(Interface dataset entries)
★ ★ ★ ★
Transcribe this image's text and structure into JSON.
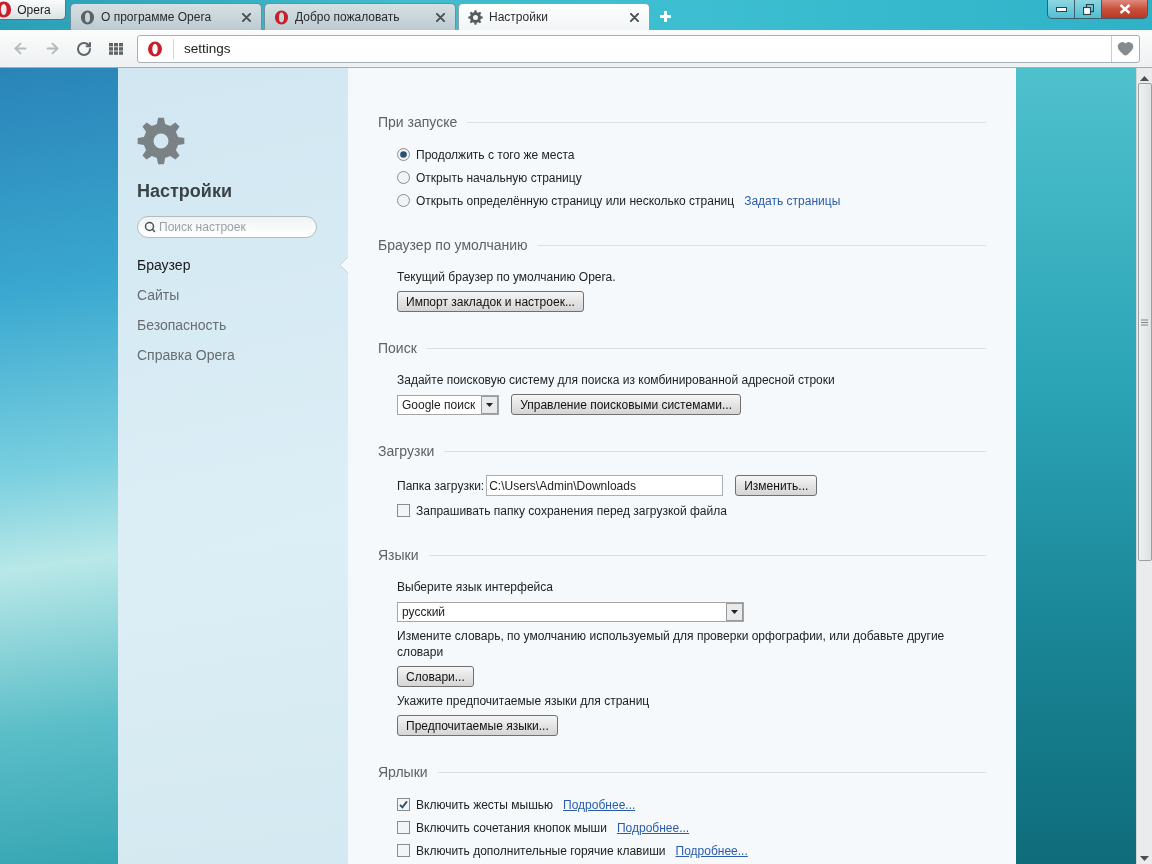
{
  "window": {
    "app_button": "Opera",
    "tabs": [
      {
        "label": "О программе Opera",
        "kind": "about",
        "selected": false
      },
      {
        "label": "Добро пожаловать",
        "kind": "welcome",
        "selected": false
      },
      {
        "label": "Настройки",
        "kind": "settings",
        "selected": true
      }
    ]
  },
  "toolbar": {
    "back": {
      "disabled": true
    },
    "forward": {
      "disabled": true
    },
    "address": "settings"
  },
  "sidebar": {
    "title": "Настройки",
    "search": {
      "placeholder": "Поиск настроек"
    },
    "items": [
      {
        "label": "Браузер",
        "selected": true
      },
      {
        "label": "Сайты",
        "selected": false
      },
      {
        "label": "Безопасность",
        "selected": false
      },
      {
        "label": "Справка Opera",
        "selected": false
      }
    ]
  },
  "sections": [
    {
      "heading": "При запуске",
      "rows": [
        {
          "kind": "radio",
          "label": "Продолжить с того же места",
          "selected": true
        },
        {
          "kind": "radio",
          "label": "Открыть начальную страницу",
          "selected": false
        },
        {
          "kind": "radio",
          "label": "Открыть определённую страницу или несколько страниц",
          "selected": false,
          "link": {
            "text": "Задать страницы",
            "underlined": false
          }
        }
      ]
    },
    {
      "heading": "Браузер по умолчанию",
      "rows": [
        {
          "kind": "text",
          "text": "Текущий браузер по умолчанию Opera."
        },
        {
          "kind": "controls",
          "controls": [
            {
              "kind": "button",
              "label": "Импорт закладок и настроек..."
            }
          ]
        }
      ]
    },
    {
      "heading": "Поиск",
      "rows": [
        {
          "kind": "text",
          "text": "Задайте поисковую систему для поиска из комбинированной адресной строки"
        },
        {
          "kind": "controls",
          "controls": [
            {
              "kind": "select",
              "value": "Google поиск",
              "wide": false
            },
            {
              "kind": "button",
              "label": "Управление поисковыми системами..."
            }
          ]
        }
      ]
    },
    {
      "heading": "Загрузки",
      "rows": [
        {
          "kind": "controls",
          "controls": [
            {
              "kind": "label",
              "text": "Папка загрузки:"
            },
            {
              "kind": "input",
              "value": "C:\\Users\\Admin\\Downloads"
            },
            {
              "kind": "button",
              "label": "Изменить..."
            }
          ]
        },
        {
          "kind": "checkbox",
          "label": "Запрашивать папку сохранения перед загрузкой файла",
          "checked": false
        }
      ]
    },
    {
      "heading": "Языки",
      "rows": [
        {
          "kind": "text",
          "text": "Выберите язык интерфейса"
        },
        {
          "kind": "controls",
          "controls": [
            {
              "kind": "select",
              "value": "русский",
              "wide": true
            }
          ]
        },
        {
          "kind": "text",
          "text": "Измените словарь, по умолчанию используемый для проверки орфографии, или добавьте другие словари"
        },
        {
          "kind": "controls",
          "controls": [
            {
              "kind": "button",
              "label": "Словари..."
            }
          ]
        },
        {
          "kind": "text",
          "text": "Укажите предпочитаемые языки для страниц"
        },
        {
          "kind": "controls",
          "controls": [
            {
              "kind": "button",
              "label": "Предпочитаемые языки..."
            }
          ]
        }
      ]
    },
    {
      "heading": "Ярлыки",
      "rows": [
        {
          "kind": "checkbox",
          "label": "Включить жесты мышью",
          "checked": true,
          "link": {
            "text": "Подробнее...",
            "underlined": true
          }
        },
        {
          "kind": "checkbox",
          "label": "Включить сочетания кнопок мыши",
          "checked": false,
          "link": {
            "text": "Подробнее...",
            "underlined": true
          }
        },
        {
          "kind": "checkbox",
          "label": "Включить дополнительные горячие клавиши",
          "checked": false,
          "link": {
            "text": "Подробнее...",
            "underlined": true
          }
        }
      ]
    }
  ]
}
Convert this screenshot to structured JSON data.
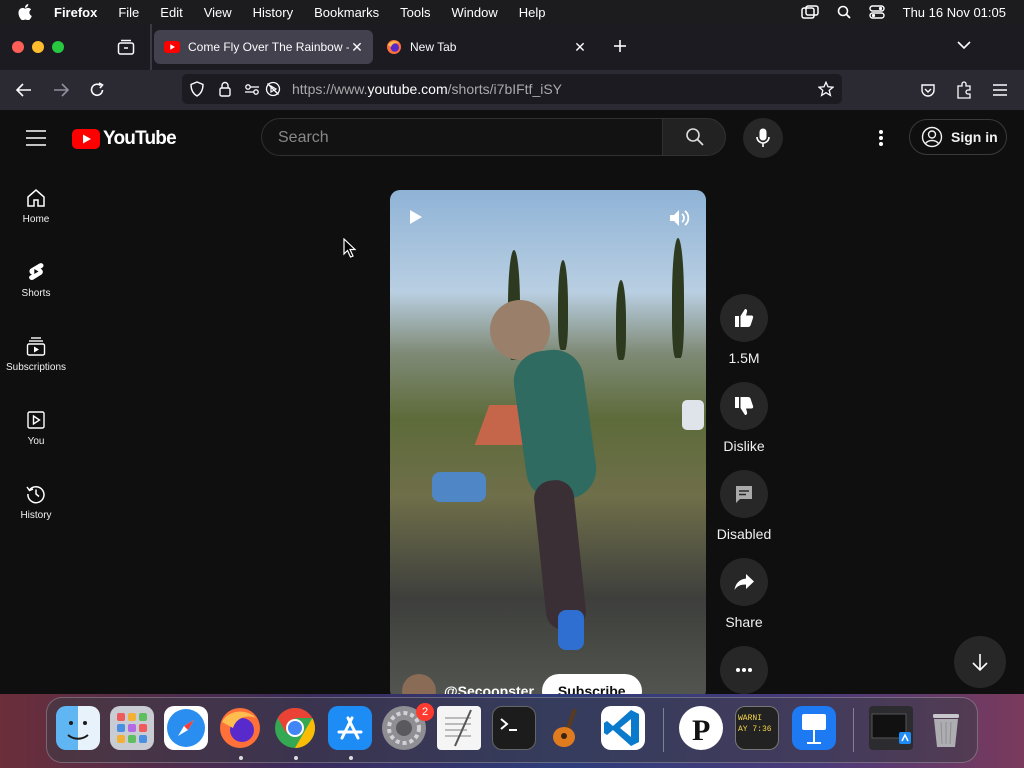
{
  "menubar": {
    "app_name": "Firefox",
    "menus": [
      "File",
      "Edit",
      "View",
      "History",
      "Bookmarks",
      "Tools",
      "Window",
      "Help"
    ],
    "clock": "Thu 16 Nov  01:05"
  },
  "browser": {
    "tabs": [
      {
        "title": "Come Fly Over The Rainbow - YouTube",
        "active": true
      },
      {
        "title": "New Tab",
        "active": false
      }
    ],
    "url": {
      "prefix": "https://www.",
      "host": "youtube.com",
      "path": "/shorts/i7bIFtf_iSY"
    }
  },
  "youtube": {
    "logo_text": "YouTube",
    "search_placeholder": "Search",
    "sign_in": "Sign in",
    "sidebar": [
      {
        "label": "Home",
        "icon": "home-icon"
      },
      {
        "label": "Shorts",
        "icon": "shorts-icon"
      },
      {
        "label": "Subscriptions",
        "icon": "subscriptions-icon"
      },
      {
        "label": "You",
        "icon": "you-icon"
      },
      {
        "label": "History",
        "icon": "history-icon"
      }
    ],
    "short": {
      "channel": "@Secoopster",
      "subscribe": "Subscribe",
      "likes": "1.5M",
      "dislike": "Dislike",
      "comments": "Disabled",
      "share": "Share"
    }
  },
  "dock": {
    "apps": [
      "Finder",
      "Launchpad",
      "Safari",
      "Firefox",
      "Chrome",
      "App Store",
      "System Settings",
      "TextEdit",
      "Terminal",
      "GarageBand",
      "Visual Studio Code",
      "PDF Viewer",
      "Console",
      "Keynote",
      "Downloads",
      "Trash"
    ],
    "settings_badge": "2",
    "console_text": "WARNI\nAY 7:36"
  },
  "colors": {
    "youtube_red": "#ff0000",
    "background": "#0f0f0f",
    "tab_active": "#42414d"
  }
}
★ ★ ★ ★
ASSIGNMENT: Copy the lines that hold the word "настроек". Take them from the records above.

OUTPUT FOR THIS TASK:
      "placeholder": "Поиск настроек"
              "label": "Импорт закладок и настроек..."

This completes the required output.